**Exercise brief:** Every line with the word "бытовой" in it should be extracted from the data that follows.

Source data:
--------------------------------------------------
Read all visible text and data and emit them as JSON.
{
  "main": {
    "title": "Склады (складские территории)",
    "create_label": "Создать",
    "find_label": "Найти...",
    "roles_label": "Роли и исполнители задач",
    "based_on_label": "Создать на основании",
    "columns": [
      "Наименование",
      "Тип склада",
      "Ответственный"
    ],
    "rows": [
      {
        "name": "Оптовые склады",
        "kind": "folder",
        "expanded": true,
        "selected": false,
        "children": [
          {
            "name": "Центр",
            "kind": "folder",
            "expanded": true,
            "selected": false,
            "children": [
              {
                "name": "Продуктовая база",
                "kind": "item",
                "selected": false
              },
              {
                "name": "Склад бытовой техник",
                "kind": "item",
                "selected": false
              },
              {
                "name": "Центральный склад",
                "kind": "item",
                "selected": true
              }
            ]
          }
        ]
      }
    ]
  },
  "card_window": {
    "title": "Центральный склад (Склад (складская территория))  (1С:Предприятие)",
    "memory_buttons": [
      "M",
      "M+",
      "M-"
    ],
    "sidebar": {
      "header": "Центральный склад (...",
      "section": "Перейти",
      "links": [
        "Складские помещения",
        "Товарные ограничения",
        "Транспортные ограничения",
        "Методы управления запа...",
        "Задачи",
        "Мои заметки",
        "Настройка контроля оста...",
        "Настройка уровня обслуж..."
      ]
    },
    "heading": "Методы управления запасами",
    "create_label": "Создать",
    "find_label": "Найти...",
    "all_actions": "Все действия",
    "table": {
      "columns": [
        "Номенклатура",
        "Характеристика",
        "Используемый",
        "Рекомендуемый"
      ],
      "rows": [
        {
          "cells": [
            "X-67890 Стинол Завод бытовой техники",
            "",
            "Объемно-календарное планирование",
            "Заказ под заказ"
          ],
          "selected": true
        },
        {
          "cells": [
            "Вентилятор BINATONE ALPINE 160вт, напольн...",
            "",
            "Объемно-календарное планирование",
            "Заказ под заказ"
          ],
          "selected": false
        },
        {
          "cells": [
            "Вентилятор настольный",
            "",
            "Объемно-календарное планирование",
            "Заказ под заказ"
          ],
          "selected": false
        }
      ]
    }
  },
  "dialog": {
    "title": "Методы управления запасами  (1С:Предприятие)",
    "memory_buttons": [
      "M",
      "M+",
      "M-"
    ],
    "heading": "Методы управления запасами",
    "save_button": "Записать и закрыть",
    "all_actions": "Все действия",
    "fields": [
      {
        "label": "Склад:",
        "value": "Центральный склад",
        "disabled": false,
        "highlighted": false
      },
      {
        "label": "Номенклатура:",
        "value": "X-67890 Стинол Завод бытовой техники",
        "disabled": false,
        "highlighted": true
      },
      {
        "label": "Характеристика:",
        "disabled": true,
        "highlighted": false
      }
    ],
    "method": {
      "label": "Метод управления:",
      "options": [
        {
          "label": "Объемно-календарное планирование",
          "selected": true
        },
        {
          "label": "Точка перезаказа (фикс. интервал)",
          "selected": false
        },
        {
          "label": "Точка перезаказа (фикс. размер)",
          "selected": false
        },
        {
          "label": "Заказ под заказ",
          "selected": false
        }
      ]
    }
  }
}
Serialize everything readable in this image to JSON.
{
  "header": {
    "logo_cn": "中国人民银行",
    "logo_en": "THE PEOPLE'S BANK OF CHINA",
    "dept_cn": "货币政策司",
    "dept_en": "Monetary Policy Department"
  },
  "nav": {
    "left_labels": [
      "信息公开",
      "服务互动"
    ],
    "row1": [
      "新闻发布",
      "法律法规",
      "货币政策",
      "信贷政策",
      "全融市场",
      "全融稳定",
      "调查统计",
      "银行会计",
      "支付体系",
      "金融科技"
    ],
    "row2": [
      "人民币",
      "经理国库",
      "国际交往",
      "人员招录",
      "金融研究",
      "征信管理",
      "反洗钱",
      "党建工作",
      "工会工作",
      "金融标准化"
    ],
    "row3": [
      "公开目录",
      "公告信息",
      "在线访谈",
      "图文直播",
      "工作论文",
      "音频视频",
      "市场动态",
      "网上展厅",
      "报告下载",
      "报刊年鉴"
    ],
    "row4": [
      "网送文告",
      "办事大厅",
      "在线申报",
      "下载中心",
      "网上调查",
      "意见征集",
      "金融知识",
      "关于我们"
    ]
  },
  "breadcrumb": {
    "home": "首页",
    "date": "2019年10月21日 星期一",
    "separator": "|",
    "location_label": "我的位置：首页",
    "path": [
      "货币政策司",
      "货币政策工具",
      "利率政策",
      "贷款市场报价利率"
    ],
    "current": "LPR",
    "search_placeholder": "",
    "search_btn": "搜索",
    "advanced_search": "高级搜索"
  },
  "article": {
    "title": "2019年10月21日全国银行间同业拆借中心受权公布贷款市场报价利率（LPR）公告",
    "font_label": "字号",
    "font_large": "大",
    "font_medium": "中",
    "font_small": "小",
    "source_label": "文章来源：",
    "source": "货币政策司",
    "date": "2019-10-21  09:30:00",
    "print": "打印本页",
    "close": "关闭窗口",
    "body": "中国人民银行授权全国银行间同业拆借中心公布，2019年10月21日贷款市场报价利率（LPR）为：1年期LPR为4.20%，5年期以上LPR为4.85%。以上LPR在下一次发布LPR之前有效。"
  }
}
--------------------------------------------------
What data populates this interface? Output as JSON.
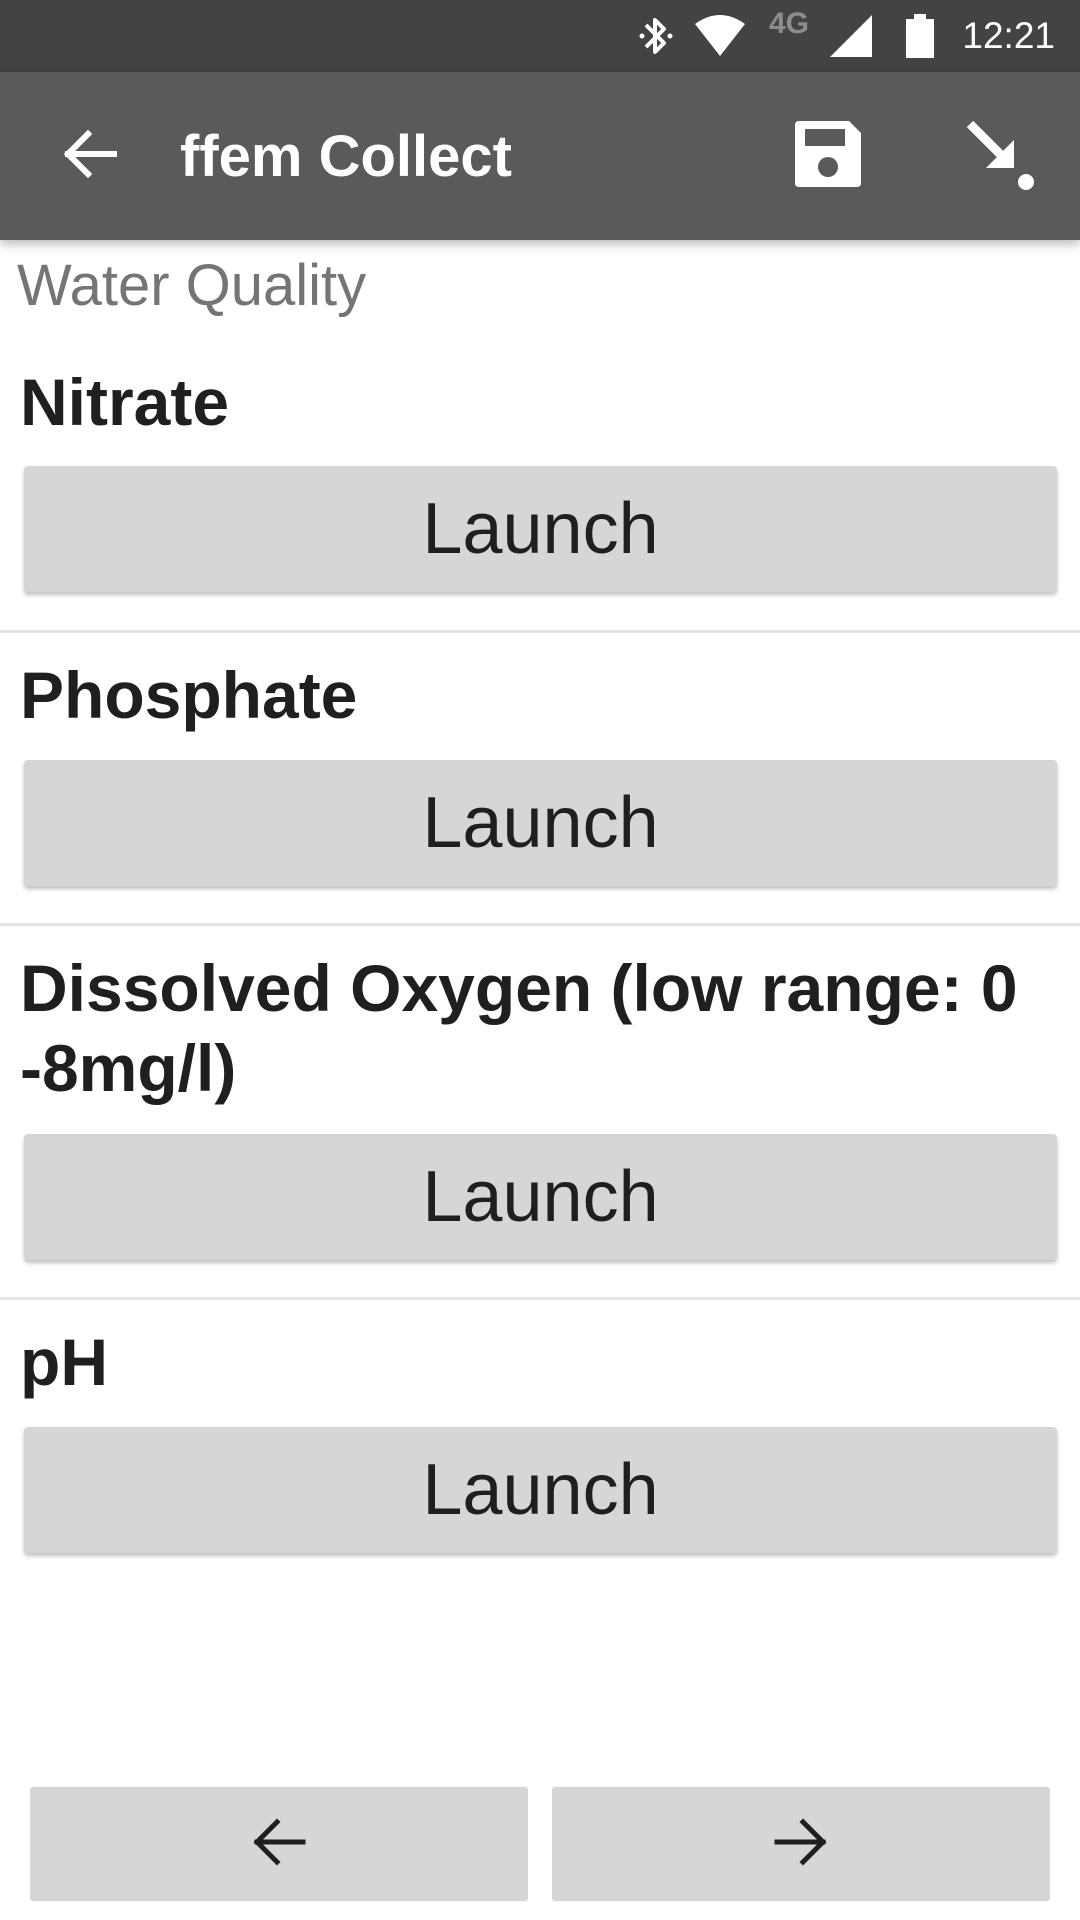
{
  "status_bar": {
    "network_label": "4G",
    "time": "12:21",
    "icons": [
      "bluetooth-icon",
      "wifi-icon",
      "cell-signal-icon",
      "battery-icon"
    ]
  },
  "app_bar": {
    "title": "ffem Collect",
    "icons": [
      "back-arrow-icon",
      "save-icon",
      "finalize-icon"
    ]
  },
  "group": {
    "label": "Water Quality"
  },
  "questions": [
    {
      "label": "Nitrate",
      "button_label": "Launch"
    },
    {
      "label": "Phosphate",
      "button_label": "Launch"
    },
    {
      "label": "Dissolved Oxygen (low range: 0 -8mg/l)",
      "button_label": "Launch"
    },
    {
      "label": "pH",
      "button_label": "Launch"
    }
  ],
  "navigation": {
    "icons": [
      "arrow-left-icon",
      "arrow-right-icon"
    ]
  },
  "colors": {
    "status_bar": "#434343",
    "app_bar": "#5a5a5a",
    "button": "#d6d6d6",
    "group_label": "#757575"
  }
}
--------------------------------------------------
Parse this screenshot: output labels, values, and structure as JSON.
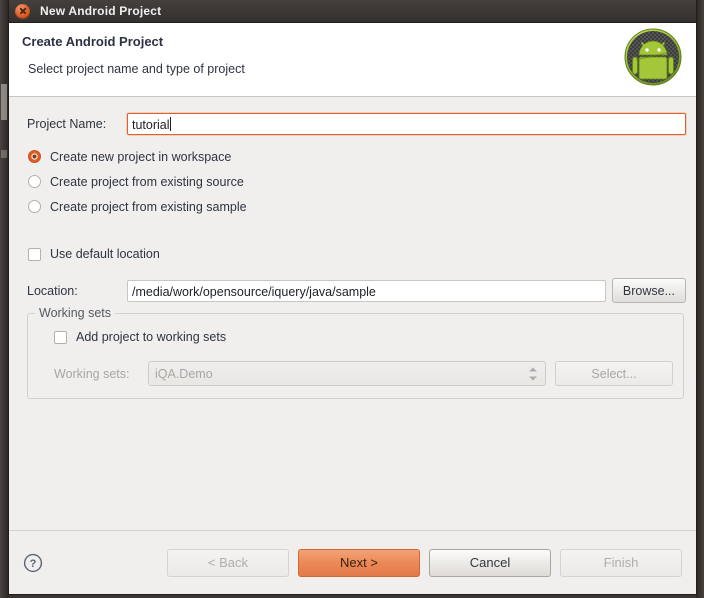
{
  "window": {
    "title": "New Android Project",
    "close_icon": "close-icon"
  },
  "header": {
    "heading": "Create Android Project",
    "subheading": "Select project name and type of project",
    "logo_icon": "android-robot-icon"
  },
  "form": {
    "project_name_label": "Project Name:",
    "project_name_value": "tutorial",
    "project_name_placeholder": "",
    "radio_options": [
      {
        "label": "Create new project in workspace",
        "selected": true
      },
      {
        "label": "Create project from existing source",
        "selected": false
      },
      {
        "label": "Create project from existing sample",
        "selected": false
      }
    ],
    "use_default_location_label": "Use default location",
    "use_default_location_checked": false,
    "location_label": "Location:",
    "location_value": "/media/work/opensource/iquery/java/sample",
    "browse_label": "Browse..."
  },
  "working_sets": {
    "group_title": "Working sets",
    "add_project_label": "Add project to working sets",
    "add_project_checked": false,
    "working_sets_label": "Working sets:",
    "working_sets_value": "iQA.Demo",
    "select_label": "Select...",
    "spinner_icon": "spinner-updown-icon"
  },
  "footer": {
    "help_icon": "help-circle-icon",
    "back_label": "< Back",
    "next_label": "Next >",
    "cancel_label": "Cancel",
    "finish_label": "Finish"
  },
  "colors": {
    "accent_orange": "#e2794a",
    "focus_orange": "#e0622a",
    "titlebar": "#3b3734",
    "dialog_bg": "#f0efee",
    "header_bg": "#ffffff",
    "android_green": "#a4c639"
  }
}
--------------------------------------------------
**Result below:**
                "name": "Склад бытовой техник",
            "X-67890 Стинол Завод бытовой техники",
        "value": "X-67890 Стинол Завод бытовой техники",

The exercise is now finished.